Exercise goal:
Your job is to write out each record exactly, leaving none out.

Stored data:
########################################

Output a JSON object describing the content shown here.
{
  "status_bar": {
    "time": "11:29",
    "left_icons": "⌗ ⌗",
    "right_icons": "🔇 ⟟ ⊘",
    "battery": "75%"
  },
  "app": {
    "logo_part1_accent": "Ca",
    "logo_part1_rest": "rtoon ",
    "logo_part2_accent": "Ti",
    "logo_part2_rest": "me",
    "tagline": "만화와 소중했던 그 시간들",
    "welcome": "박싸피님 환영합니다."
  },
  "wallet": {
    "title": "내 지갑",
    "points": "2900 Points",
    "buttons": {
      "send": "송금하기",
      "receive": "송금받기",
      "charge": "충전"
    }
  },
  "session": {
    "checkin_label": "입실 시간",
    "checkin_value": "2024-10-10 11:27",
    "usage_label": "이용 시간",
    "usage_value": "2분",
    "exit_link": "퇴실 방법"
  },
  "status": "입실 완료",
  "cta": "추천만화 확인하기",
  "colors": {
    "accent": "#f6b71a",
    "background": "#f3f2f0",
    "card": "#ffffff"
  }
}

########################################

Exercise result:
Output a JSON object describing the content shown here.
{
  "status_bar": {
    "time": "11:29",
    "left_icons": "⌗ ⌗",
    "right_icons": "🔇 ⟟ ⊘",
    "battery": "75%"
  },
  "app": {
    "logo_part1_accent": "Ca",
    "logo_part1_rest": "rtoon ",
    "logo_part2_accent": "Ti",
    "logo_part2_rest": "me",
    "tagline": "만화와 소중했던 그 시간들",
    "welcome": "박싸피님 환영합니다."
  },
  "wallet": {
    "title": "내 지갑",
    "points": "2900 Points",
    "buttons": {
      "send": "송금하기",
      "receive": "송금받기",
      "charge": "충전"
    }
  },
  "session": {
    "checkin_label": "입실 시간",
    "checkin_value": "2024-10-10 11:27",
    "usage_label": "이용 시간",
    "usage_value": "2분",
    "exit_link": "퇴실 방법"
  },
  "status": "입실 완료",
  "cta": "추천만화 확인하기",
  "colors": {
    "accent": "#f6b71a",
    "background": "#f3f2f0",
    "card": "#ffffff"
  }
}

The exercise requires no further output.